◆ INSTRUCTIONS FOR THE TASK ◆
Determine how many lines in the listing below contain the word "icon", then state that number by itself.
****
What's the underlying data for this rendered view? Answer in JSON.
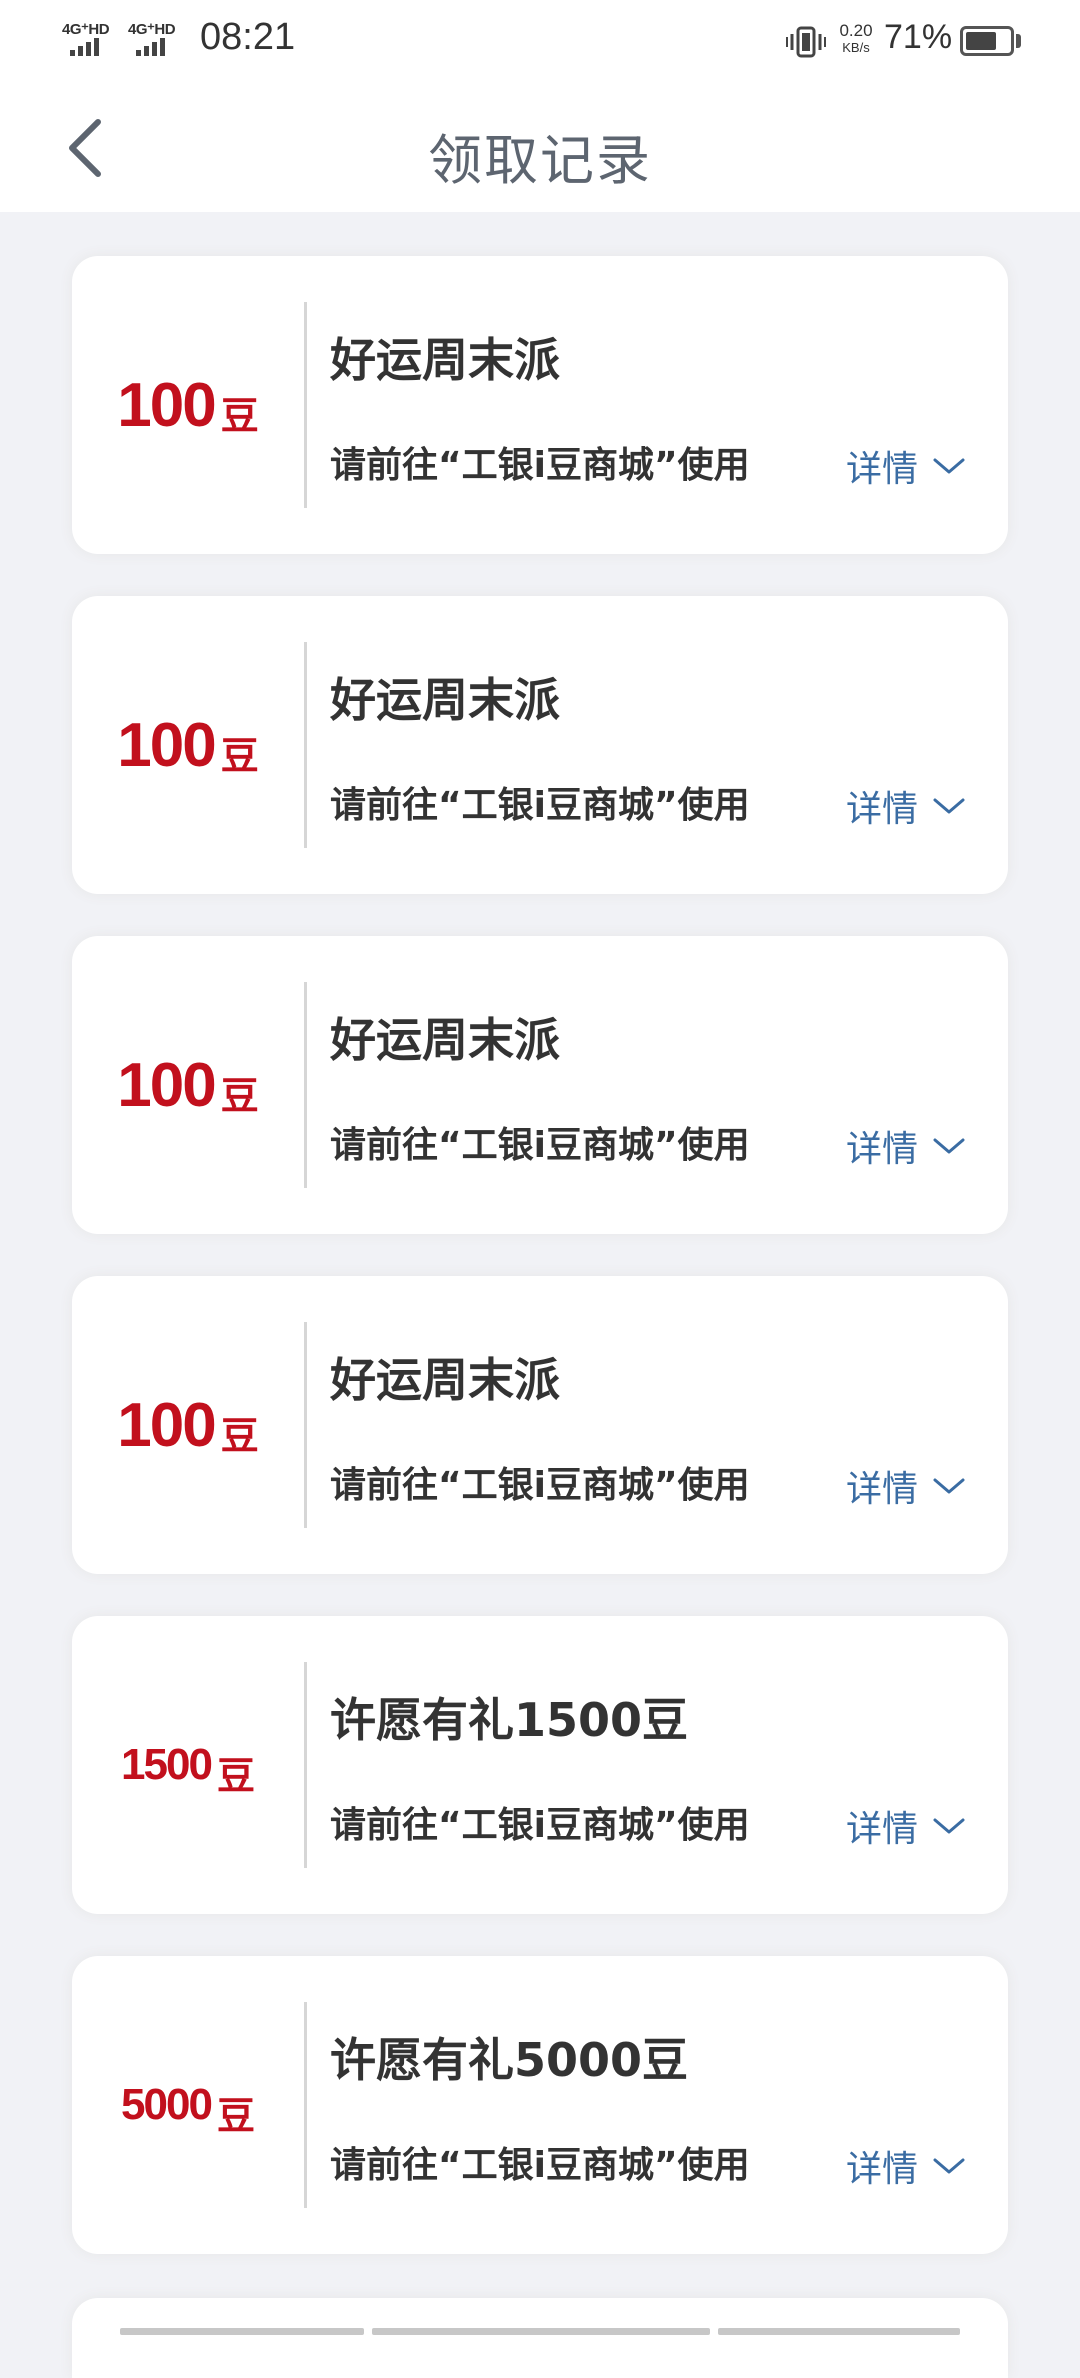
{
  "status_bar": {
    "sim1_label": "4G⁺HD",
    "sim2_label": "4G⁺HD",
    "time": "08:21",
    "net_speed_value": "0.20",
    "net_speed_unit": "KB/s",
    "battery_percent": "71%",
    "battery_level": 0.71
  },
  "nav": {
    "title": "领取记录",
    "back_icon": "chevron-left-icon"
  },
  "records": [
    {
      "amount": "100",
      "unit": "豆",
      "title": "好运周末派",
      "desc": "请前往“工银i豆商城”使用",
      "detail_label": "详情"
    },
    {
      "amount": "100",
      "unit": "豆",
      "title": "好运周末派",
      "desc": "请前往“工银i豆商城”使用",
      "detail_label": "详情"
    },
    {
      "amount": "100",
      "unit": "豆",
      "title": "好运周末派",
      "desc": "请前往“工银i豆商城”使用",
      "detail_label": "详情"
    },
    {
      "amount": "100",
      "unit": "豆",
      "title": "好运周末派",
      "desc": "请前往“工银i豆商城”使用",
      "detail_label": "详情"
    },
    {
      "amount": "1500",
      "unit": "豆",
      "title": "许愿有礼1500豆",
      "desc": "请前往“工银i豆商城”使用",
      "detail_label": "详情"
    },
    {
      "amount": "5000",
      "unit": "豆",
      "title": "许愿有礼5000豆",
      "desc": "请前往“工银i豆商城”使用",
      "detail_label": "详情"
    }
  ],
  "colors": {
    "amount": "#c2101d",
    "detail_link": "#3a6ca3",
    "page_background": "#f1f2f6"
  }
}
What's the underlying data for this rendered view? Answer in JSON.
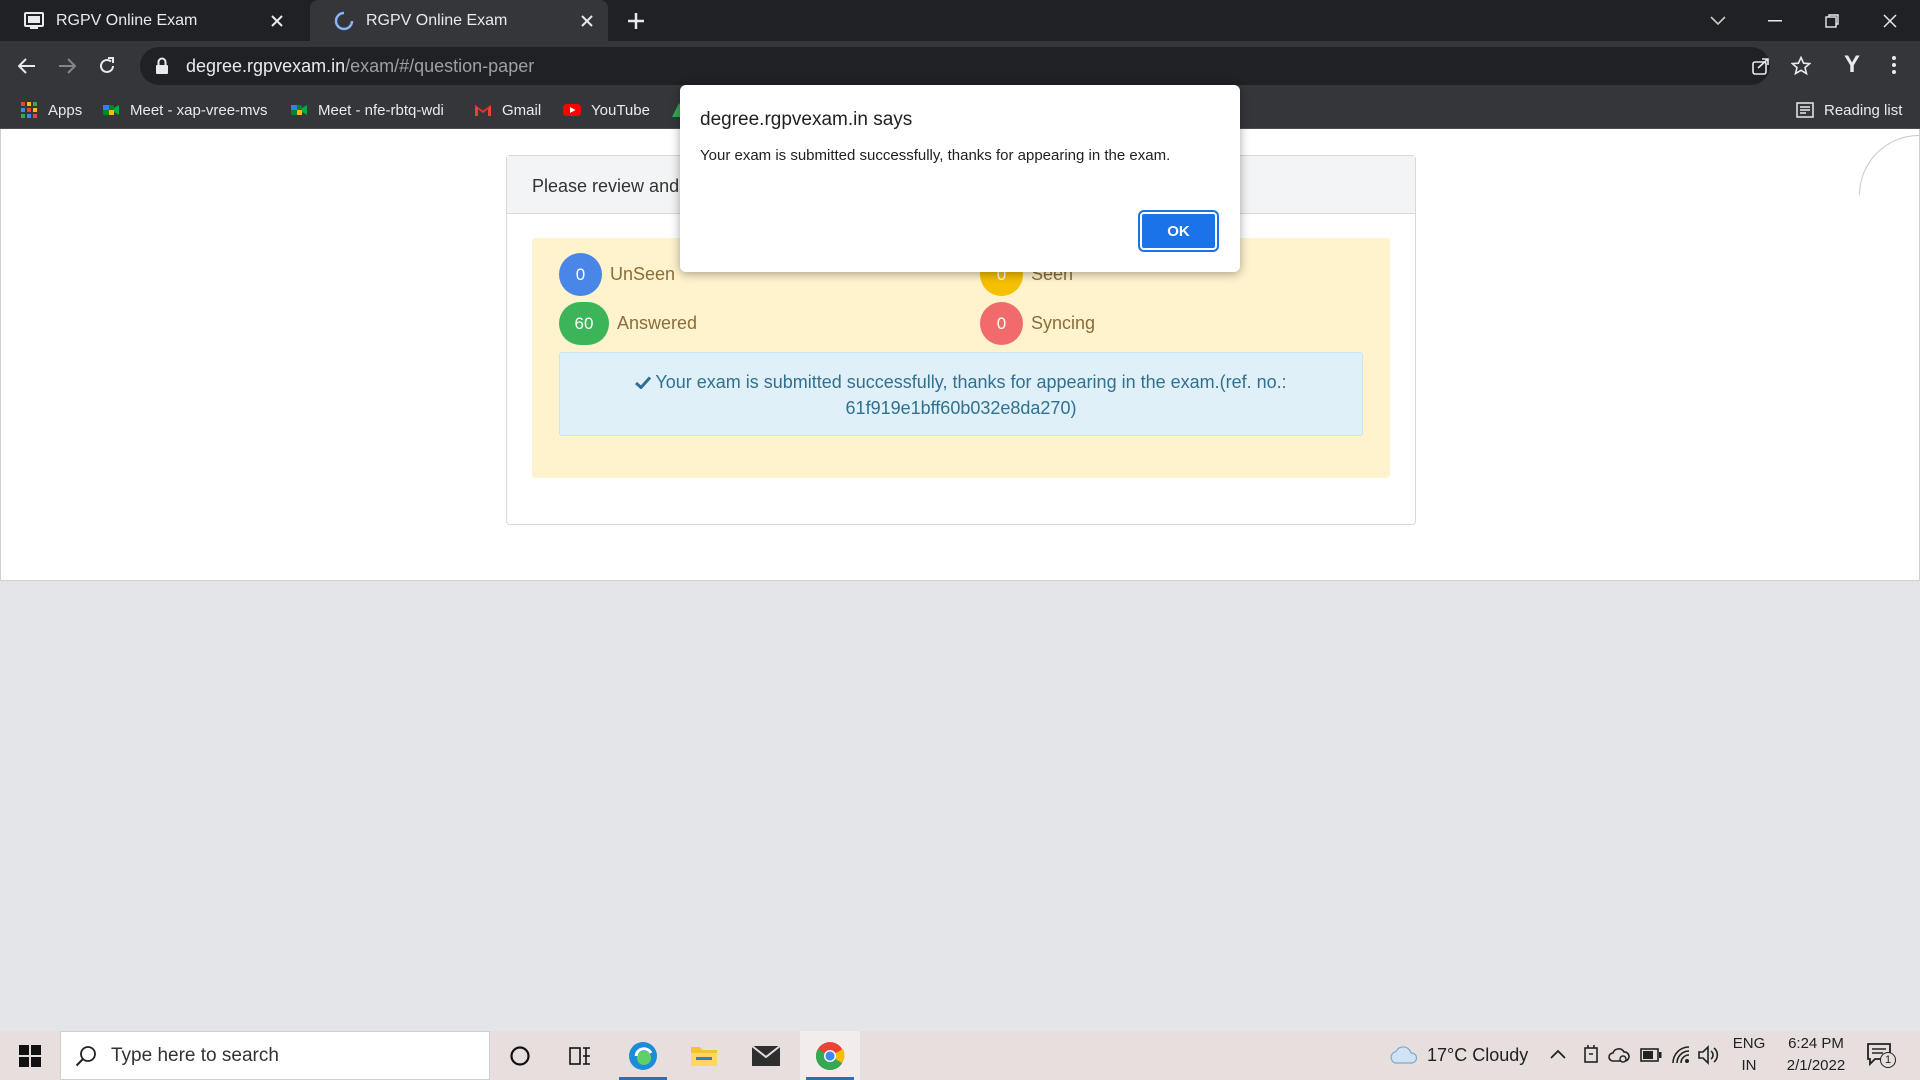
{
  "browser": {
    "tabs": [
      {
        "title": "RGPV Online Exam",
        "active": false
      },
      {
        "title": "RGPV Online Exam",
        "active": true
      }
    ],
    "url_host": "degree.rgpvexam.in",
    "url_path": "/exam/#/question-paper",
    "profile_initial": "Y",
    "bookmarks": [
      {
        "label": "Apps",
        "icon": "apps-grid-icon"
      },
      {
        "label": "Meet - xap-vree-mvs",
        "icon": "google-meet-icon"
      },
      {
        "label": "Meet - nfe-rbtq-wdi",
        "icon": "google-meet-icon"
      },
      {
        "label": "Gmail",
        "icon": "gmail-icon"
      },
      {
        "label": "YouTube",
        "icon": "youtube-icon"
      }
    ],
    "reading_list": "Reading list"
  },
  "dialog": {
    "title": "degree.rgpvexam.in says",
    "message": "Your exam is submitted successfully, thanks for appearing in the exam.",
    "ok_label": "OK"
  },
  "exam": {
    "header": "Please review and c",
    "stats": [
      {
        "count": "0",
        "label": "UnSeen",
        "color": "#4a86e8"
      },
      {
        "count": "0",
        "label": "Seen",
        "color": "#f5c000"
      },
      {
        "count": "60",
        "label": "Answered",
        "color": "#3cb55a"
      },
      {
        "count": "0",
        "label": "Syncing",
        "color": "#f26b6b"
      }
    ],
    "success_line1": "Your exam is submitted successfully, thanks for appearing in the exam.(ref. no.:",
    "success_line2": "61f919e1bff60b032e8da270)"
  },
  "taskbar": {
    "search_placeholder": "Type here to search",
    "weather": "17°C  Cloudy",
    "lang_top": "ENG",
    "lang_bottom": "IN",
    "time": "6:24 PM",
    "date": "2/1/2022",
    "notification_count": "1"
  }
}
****
◆ ANSWER SECTION ◆
6